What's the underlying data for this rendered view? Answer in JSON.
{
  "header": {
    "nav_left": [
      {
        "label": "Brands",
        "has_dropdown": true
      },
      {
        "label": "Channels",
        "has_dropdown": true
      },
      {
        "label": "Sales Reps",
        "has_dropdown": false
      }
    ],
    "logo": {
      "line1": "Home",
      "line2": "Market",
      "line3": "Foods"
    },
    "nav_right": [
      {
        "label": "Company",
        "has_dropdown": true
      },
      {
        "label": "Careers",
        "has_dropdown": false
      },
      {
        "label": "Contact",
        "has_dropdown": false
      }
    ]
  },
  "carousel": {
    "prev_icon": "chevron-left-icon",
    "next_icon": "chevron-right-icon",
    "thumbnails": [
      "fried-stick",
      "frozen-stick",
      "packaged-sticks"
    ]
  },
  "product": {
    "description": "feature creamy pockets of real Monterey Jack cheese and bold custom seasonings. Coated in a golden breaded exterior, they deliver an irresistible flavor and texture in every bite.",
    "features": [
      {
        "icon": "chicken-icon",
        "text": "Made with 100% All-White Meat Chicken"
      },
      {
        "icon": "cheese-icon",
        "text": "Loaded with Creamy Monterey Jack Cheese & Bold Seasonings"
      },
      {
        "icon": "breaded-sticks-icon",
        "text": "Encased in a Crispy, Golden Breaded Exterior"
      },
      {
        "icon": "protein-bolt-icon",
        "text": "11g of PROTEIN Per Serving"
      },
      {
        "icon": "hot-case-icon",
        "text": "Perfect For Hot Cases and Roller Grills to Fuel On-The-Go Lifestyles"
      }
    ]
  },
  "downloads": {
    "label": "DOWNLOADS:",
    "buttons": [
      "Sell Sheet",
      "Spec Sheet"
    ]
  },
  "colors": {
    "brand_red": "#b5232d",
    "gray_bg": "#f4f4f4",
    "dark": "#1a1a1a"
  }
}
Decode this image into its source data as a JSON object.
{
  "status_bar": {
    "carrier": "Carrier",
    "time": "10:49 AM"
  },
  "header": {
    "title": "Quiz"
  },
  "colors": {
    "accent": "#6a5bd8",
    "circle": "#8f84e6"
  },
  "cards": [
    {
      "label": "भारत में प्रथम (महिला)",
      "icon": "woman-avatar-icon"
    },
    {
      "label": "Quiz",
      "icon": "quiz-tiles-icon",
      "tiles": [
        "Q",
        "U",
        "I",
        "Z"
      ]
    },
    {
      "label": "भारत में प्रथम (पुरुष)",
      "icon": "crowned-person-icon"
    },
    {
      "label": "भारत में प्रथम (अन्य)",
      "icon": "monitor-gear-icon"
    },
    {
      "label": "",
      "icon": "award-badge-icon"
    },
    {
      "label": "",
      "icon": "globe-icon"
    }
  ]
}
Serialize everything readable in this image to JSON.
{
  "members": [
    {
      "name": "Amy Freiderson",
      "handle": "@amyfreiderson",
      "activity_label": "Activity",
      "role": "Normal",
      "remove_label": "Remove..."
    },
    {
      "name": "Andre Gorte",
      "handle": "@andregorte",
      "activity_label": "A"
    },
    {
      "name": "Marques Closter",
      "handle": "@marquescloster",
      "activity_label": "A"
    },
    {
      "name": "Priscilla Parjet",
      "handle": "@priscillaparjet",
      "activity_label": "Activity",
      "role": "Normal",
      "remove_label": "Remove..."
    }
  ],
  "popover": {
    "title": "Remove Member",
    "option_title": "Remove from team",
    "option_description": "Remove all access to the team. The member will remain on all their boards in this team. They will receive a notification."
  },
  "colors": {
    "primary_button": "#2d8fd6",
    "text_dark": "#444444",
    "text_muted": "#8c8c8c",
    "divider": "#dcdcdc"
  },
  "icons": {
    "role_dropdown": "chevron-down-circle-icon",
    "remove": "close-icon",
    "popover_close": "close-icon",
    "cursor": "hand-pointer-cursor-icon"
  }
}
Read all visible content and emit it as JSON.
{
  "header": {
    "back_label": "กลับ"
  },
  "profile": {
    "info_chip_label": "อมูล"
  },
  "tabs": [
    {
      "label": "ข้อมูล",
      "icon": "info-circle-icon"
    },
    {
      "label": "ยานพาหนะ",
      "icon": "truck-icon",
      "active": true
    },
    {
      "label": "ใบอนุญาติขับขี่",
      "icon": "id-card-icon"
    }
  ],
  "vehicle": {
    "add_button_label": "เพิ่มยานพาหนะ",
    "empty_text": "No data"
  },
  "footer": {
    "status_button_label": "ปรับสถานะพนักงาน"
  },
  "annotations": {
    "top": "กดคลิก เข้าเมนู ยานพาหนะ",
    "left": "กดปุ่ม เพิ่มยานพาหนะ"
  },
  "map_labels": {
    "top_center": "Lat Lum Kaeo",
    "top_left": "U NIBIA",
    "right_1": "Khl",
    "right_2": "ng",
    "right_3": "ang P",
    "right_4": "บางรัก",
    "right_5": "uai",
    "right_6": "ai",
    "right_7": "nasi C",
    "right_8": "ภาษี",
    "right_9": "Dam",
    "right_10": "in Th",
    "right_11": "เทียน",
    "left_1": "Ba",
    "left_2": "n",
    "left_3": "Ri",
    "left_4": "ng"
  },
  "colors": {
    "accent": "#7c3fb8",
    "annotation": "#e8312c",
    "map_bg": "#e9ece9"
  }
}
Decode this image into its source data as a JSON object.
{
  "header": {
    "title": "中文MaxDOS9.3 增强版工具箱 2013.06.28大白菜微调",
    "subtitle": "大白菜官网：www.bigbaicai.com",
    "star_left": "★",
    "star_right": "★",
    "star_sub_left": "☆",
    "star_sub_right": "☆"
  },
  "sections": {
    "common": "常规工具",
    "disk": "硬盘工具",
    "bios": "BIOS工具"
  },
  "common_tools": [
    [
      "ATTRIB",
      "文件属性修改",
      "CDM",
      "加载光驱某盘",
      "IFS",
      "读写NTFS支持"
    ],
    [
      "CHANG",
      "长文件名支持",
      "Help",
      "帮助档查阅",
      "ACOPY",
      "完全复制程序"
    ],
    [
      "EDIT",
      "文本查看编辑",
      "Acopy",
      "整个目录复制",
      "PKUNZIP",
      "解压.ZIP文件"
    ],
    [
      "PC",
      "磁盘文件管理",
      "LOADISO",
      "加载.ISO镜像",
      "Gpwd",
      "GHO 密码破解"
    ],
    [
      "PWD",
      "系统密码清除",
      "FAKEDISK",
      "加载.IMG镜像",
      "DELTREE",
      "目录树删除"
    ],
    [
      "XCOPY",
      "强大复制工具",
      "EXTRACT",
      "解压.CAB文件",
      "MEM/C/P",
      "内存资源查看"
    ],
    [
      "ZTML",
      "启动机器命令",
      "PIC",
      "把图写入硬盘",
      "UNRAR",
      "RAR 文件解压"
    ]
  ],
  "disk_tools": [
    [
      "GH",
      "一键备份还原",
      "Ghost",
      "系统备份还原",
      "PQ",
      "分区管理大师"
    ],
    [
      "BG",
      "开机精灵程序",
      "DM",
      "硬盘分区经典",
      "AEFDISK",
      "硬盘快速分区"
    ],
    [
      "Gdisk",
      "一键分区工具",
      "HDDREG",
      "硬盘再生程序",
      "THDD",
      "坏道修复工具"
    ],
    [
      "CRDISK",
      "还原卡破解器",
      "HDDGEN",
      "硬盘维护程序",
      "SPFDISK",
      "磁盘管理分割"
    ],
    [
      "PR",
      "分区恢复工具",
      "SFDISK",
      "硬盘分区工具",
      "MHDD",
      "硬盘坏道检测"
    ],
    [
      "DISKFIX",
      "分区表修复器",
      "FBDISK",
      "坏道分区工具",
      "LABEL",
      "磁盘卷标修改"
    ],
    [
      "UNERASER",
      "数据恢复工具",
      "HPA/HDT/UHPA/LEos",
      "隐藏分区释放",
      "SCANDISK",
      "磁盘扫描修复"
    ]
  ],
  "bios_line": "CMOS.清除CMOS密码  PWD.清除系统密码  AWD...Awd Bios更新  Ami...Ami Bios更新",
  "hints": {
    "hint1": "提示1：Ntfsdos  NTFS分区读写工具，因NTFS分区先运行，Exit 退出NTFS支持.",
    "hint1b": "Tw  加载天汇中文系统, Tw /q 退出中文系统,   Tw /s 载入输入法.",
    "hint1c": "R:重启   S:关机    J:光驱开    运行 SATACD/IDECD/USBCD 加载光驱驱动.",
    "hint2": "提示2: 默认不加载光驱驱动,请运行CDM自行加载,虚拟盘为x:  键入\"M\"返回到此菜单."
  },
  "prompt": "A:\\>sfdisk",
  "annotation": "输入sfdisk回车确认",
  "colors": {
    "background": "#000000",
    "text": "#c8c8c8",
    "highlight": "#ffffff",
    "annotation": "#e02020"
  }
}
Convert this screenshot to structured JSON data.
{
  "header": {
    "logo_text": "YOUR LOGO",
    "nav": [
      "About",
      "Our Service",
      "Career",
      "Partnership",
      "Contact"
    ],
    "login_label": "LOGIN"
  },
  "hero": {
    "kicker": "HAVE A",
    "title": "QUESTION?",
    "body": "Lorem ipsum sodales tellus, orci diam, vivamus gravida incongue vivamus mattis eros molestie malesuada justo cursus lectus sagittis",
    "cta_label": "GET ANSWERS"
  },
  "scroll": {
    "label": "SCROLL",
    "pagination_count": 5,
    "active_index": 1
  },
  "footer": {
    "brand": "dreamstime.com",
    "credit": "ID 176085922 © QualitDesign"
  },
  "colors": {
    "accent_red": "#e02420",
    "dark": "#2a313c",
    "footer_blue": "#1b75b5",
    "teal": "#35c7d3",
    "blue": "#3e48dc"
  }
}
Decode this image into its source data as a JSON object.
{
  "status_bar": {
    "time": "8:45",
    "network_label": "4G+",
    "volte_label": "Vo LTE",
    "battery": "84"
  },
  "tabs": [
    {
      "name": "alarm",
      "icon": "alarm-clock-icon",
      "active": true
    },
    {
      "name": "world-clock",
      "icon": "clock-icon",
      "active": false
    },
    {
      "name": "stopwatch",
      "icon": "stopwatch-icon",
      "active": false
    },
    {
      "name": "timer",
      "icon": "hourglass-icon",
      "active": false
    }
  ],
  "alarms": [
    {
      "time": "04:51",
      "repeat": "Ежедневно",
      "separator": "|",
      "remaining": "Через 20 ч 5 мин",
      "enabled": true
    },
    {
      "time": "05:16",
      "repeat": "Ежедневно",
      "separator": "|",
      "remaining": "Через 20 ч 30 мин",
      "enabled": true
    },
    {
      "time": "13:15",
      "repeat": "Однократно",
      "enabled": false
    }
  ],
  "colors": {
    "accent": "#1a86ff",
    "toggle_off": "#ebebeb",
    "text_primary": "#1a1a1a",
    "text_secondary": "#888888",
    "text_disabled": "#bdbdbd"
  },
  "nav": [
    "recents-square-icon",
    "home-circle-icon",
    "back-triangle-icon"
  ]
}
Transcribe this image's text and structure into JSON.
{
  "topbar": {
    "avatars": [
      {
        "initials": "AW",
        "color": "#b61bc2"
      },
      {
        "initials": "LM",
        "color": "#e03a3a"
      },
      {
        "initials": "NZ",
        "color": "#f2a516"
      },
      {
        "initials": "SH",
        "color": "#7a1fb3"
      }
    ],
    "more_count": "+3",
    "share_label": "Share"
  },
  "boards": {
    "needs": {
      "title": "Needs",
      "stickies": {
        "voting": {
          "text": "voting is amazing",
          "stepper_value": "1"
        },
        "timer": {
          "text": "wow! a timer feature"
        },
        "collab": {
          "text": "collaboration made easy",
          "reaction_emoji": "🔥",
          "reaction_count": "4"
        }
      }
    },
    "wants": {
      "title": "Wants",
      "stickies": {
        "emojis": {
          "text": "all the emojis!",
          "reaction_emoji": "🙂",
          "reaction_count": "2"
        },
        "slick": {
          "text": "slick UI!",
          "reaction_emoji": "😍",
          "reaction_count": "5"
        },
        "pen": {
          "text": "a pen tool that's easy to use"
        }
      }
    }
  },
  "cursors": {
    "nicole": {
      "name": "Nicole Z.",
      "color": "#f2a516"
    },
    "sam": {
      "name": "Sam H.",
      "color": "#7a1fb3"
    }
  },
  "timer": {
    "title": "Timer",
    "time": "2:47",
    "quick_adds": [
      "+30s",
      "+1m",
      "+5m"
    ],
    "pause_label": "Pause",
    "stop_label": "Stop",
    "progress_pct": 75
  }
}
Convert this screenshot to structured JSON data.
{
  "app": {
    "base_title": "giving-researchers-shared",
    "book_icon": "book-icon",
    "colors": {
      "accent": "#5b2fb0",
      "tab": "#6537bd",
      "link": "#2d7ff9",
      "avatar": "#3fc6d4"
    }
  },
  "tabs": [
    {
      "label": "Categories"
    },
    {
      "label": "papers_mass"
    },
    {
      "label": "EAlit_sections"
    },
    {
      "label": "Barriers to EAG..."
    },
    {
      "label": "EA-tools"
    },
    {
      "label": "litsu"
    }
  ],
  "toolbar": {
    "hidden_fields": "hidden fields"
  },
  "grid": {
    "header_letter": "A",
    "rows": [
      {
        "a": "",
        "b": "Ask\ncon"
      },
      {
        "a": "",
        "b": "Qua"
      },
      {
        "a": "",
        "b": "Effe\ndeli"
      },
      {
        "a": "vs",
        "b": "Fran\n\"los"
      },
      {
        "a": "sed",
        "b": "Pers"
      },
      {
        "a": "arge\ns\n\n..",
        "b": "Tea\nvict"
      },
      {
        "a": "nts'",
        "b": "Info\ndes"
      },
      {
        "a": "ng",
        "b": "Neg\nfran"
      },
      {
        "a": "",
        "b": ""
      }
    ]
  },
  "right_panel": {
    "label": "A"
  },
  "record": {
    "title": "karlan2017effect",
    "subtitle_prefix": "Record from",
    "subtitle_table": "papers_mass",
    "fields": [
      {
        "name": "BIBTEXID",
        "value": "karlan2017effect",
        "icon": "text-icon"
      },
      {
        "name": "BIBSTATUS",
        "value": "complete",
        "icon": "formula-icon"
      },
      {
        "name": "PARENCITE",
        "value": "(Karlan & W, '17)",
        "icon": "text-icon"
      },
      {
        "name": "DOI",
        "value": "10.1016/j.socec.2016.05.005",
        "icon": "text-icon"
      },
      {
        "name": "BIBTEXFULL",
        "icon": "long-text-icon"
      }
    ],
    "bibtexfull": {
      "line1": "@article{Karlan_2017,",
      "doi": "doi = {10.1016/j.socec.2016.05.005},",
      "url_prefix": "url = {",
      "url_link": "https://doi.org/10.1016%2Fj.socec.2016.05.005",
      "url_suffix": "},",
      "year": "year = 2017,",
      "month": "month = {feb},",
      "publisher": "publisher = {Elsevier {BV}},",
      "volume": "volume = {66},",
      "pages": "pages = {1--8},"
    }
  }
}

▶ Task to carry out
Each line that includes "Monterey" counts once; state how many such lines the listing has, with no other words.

▶ Reply
2